Virtually every ‘problem kid’ in the United States is diagnosed as being hyperactive, and so is prescribed a stimulant such as Ritalin (methylphenidate) or Adderall (methamphetamine).
Around five million children in the USA are taking some prescribed stimulant to treat their hyperactivity. Production of Ritalin has increased by 730 per cent between 1992 and 2000, while Adderall production has soared by 2500 per cent. The market for legal stimulant use in the USA is a cool $1 billion a year.
This exponential growth has been fuelled, in part, by an intensive advertising campaign to doctors and parents, and also to the sweeping, and often inappropriate, diagnosis of hyperactivity, or ADHD. It’s also been used on children who are unruly, and on enhancing their performance at school.
Not content with making America a junkie culture, the manufacturers are now turning to Europe in general, and the UK in particular, to increase sales even further.
Currently, UK doctors prescribe only one-tenth of the Ritalin that their US counterparts prescribe, although this figure is slowly climbing.
The drug manufacturers now want to see a more rapid acceleration in the UK, warns leading American paediatrician Dr Lawrence Diller.
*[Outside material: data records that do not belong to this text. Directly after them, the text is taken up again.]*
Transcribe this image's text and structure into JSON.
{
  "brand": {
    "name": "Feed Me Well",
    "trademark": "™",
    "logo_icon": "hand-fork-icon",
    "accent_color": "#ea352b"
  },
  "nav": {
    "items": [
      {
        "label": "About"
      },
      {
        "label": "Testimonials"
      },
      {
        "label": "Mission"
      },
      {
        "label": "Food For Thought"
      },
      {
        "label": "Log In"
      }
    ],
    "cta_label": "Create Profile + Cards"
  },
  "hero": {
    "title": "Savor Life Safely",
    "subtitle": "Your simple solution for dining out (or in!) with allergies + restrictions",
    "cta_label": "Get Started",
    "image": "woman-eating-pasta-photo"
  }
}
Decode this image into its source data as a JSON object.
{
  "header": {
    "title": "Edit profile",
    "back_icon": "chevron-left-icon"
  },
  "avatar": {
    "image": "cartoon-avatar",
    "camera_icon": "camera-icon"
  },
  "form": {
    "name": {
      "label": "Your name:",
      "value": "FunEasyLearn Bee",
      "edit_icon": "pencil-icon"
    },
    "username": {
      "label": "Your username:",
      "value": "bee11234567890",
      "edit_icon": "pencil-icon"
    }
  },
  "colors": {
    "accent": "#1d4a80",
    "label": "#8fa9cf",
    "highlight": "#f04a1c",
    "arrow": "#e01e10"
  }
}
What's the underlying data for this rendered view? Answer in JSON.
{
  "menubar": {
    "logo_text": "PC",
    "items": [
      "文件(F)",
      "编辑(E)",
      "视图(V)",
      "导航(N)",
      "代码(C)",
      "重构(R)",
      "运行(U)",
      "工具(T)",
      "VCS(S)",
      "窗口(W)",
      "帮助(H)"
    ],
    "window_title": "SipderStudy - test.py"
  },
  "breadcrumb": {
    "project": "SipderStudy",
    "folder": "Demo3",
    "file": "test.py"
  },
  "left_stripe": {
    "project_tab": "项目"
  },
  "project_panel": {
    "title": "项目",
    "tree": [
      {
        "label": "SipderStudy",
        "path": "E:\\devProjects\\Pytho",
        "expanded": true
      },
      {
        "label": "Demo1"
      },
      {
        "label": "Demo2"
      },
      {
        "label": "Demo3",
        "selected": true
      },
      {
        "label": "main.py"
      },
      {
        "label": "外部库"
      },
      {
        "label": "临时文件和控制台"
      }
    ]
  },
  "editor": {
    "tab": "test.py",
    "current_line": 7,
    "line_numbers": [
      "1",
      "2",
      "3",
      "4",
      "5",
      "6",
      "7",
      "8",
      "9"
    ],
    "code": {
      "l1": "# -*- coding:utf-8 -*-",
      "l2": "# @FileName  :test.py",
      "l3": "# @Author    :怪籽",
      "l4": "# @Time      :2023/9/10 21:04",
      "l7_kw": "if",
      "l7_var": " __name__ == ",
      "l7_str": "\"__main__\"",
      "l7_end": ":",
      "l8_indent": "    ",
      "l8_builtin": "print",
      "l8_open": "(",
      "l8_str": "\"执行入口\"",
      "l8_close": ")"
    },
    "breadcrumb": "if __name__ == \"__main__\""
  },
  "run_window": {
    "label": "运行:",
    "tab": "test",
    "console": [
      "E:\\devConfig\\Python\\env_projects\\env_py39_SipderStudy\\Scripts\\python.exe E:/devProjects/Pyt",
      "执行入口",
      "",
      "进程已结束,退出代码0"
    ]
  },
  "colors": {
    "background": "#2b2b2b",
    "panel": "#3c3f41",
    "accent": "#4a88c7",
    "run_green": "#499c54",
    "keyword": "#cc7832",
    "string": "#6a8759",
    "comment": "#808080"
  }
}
So, if your child ‘suddenly’ develops ADHD, and your doctor prescribes Ritalin or one of its competitors, you will know where the squeeze is coming from.
(Source: British Medical Journal, 2003; 326: 67).